Take the 2-minute tour ×
Stack Overflow is a question and answer site for professional and enthusiast programmers. It's 100% free, no registration required.

Lets say I have 3 Classes: A, Data, and B

I pass a variable from class A which sets that passed variable to a private variable in class Data.

Then in class B, I want to call that specific variable which has been changed.

So I do

Data data = new Data();
data.getVariable();

It will then return null, since in class Data I initialize variables to nothing (ex: int v;), and I think that class B is initializing a brand new class and resetting the values to default, but I don't know how to fix this.

I know that the variable is setting properly because in class A if I do data.getVariable() it will print the variable that was set.

Class A:

Data data = new Data();
int d = 1;
data.setVariable(d);

Class Data:

private static int b;

public void setVariable(int s)
{
    b = s;
}

public int getVariable()
{
    return b;
}

Class B:

Data data = new Data();
private int v; 

v = data.getVariable();
System.out.println(v);

This will print out 0 instead of the actual value

share|improve this question
2  
Please provide your code, not just descriptions of your classes. –  James DW Nov 23 '11 at 22:53
    
tried extends ? –  Zhianc Nov 23 '11 at 22:54
    
My code for all 3 classes is over 800 lines long, so I just made up what I currently test in it... I don't know what extends does or not, so if you could explain better and if it would solve my solution, then I will try it. –  user1062898 Nov 23 '11 at 22:58
    
If I Do extends Data in class B, it still doesn't work –  user1062898 Nov 23 '11 at 23:07
    
The class B definition would not ever compile.
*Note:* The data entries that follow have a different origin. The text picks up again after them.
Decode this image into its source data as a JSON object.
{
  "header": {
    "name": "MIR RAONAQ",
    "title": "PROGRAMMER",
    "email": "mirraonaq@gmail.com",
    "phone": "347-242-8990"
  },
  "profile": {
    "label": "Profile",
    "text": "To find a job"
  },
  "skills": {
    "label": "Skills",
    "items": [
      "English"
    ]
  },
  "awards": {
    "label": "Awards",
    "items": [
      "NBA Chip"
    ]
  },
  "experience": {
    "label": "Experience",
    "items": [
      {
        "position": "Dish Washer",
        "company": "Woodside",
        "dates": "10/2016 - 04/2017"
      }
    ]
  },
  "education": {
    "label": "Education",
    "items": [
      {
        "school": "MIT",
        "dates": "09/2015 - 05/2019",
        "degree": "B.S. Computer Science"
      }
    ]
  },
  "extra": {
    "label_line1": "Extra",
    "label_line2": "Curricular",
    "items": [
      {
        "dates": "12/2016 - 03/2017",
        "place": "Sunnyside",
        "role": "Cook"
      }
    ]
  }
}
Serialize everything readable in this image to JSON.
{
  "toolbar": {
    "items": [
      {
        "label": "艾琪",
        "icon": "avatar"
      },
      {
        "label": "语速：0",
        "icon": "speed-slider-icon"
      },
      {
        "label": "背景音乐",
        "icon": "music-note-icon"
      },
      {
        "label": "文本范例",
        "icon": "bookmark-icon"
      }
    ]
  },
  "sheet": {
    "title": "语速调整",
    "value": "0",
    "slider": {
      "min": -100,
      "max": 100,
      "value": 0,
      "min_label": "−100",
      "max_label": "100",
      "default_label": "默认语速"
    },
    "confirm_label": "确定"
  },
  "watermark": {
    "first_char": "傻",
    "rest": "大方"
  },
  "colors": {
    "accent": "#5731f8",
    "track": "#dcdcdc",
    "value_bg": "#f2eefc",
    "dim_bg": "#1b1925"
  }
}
Show the code please. –  alf Nov 23 '11 at 23:24

2 Answers 2

up vote 2 down vote accepted

When you instantiate a Data object in class A, and instantiate another Data object in class B, they are two different instances of the Data class. They both instantiate d to 0 by default. You then call setVariable on the instance in class A and pass it the value of 1; but the instance in class B remains in 0. In order to change the value of the instance in class B, you would need to call setVariable on the instance in class B.

What it seems like you're looking for is a static member. Static members are the same across all instances of the same class. Just put the static keyword before the method(s) or field(s) that you want to use it. Static members and fields are typically accessed using the name of the class in which they are declared (i.e. MyClass.doMethod()). For example:
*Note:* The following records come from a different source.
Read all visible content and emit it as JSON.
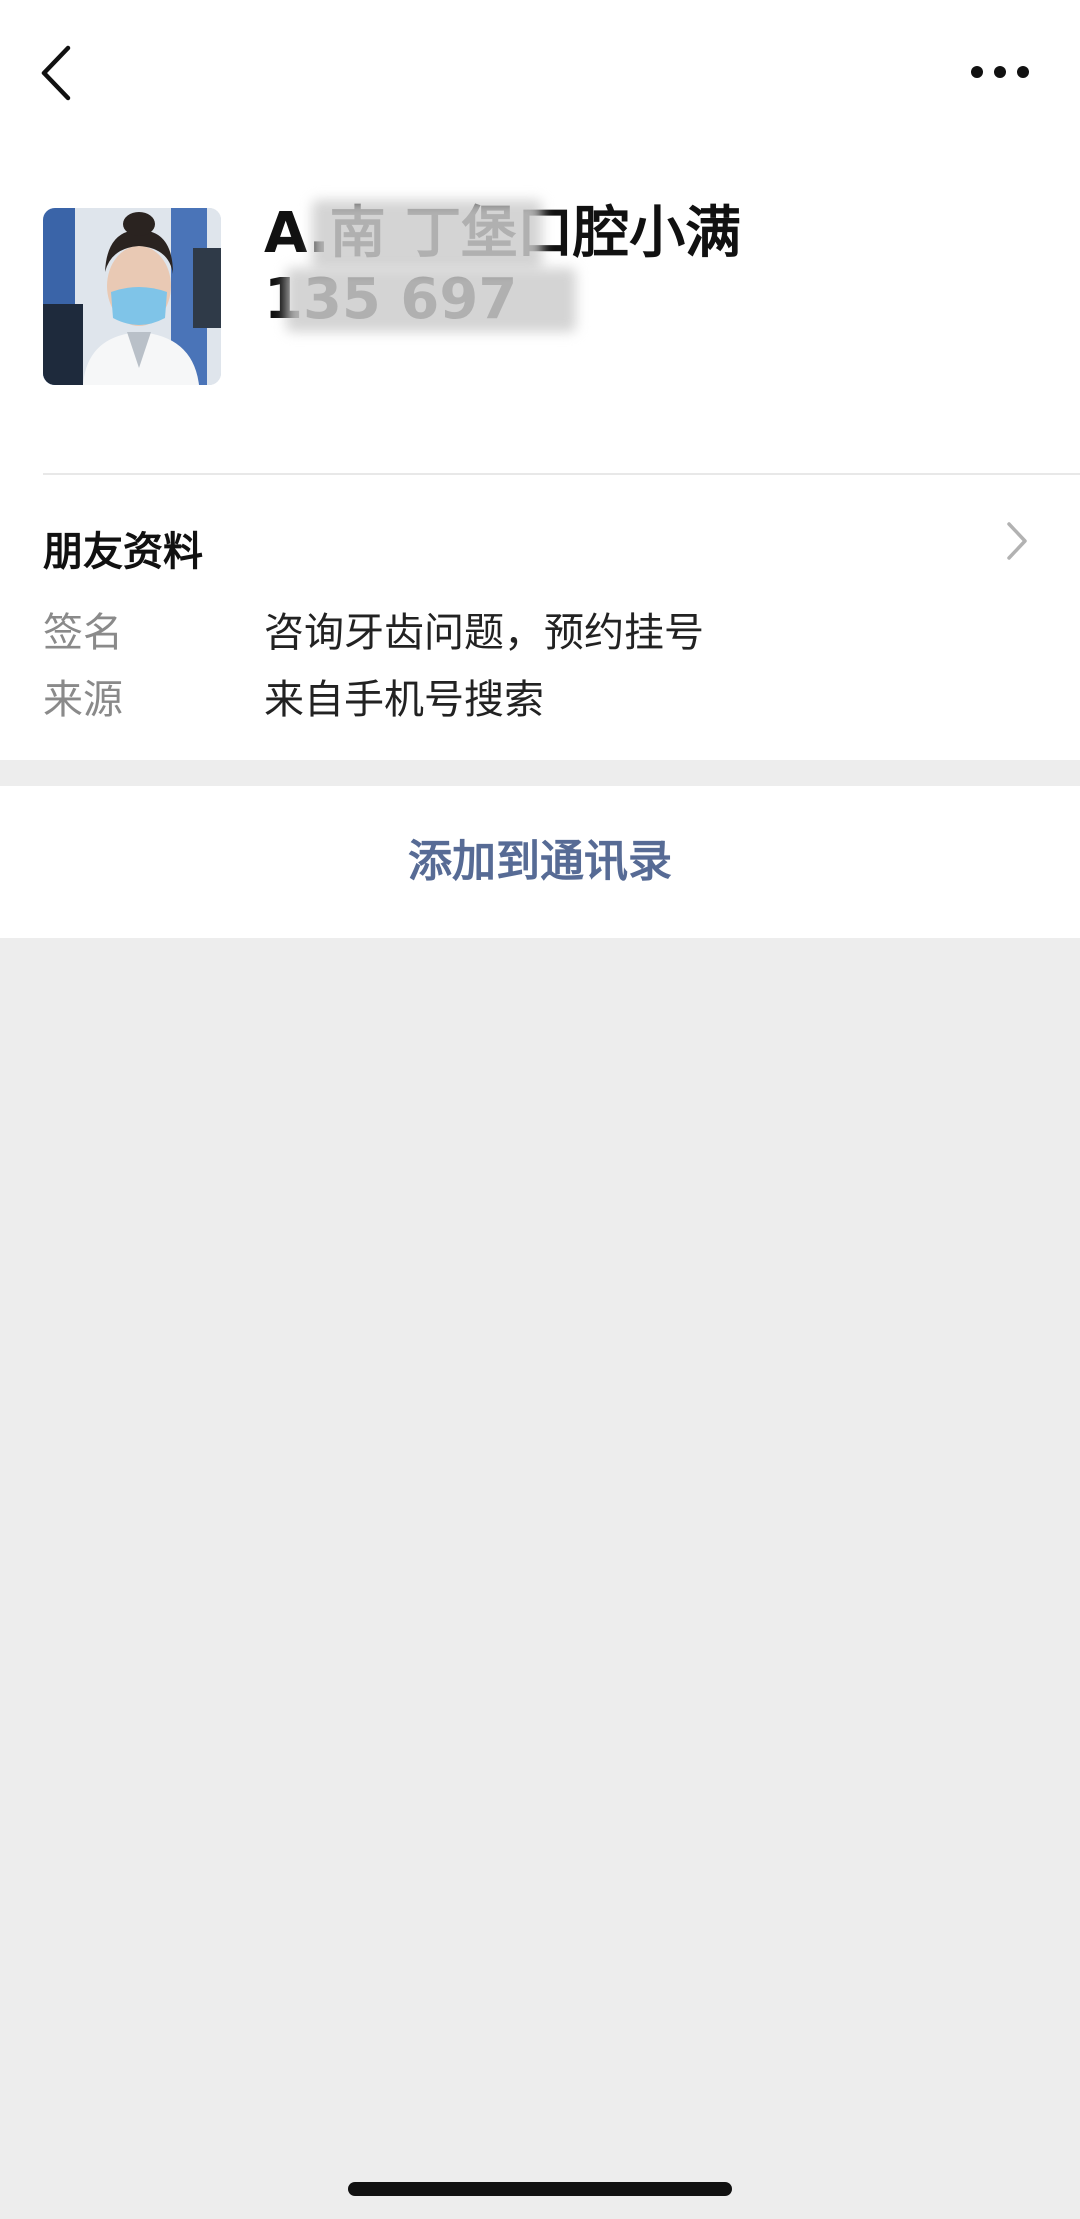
{
  "header": {
    "back_icon": "back-chevron-icon",
    "more_icon": "more-dots-icon"
  },
  "profile": {
    "name": "A.南 丁堡口腔小满",
    "id": "135 697"
  },
  "friend_info": {
    "label": "朋友资料",
    "chevron_icon": "chevron-right-icon"
  },
  "details": [
    {
      "key": "签名",
      "value": "咨询牙齿问题，预约挂号"
    },
    {
      "key": "来源",
      "value": "来自手机号搜索"
    }
  ],
  "action": {
    "add_contact_label": "添加到通讯录"
  },
  "colors": {
    "link_blue": "#576b95",
    "background_gray": "#ededed",
    "key_gray": "#8a8a8a"
  }
}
Class Data (updated):

private static int b;

public static void setVariable(int s)
{
    b = s;
}

public static int getVariable()
{
    return b;
}

Class A:
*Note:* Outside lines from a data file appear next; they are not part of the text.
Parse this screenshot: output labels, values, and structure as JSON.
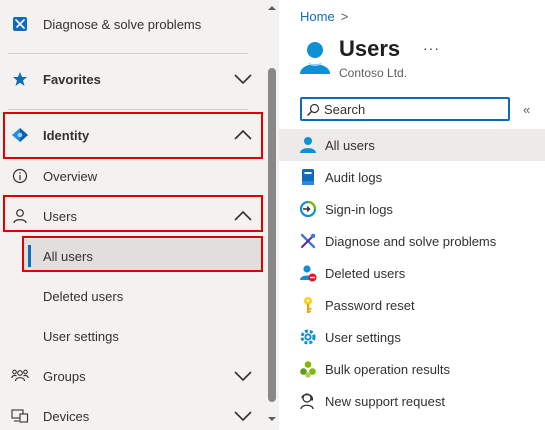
{
  "left_nav": {
    "diagnose_label": "Diagnose & solve problems",
    "favorites_label": "Favorites",
    "identity_label": "Identity",
    "overview_label": "Overview",
    "users_label": "Users",
    "all_users_label": "All users",
    "deleted_users_label": "Deleted users",
    "user_settings_label": "User settings",
    "groups_label": "Groups",
    "devices_label": "Devices"
  },
  "blade": {
    "breadcrumb_home": "Home",
    "breadcrumb_sep": ">",
    "title": "Users",
    "more": "···",
    "subtitle": "Contoso Ltd.",
    "search_placeholder": "Search",
    "collapse": "«",
    "menu": [
      {
        "label": "All users",
        "icon": "user-icon",
        "active": true
      },
      {
        "label": "Audit logs",
        "icon": "audit-log-icon"
      },
      {
        "label": "Sign-in logs",
        "icon": "sign-in-log-icon"
      },
      {
        "label": "Diagnose and solve problems",
        "icon": "wrench-icon"
      },
      {
        "label": "Deleted users",
        "icon": "deleted-user-icon"
      },
      {
        "label": "Password reset",
        "icon": "key-icon"
      },
      {
        "label": "User settings",
        "icon": "user-settings-icon"
      },
      {
        "label": "Bulk operation results",
        "icon": "bulk-operation-icon"
      },
      {
        "label": "New support request",
        "icon": "support-icon"
      }
    ]
  },
  "colors": {
    "accent": "#0f6cbd",
    "highlight_border": "#e00000",
    "nav_background": "#f3f2f1"
  }
}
Data.setVariable(d);

Class B:

v = Data.getVariable();
System.out.println(v);
share|improve this answer
    
The methods dont need to be static. He can still use "new" and have the methods non static. The variable is enough –  Raul Guiu Nov 24 '11 at 0:02
    
Even putting static before the methods, it will still give me 0. –  user1062898 Nov 24 '11 at 0:07
    
Alright, I seemed to have fixed my problem where I was declaring the variables and assigning them to get the data. –  user1062898 Nov 24 '11 at 0:11
    
@Avempace: While technically "correct," I would consider that to be bad design. –  Jonathan Newmuis Nov 24 '11 at 1:00

Editing - my first suggestion was to use static for variable b, and the author changed his question adding that suggestion.

It fixes what you are trying to do. I write the example in code that compiles:

    public class Demo {
        public static void main(String[] args) {
            A a = new A();
            B b = new B();
            a.doWhatever();
            b.doSomethingElse();
        }
    }
    class Data {
        private static int b;

        public void setVariable(int s)
        {
            b = s;
        }

        public int getVariable()
        {
            return b;
        }
    }
    class A {
        public void doWhatever() {
            Data data = new Data();
            int d = 1;
            data.setVariable(d);
        }
    }

    class B {
        Data data = new Data();
        private int v; 
        public void doSomethingElse() {
            v = data.getVariable();
            System.out.println(v);
        }
    }
share|improve this answer
    
This somehwat works, but when I print out V in Class B, it still displays null. I updated the main code again with static. –  user1062898 Nov 23 '11 at 23:20
    
I am a bit confused. How can it print "null"? it is an integer –  Raul Guiu Nov 23 '11 at 23:23
    
Ok, well I was making an example, in mine it is a string but it doesn't matter anyway since the integer will print out 0 instead of the actual value, my bad. So just replace null with 0. –  user1062898 Nov 23 '11 at 23:24
    
It displays 0, not null. 0 is not the correct value anyway, it should be displaying 6. I can't print out the whole code because its way to long. –  user1062898 Nov 23 '11 at 23:26
    
Not sure then, I looked over what I have and it is doing the exact same thing. I'll keep looking over yours to see if I am missing something. Thanks for the help –  user1062898 Nov 24 '11 at 0:06

Your Answer

 
discard

By posting your answer, you agree to the privacy policy and terms of service.

Not the answer you're looking for? Browse other questions tagged or ask your own question.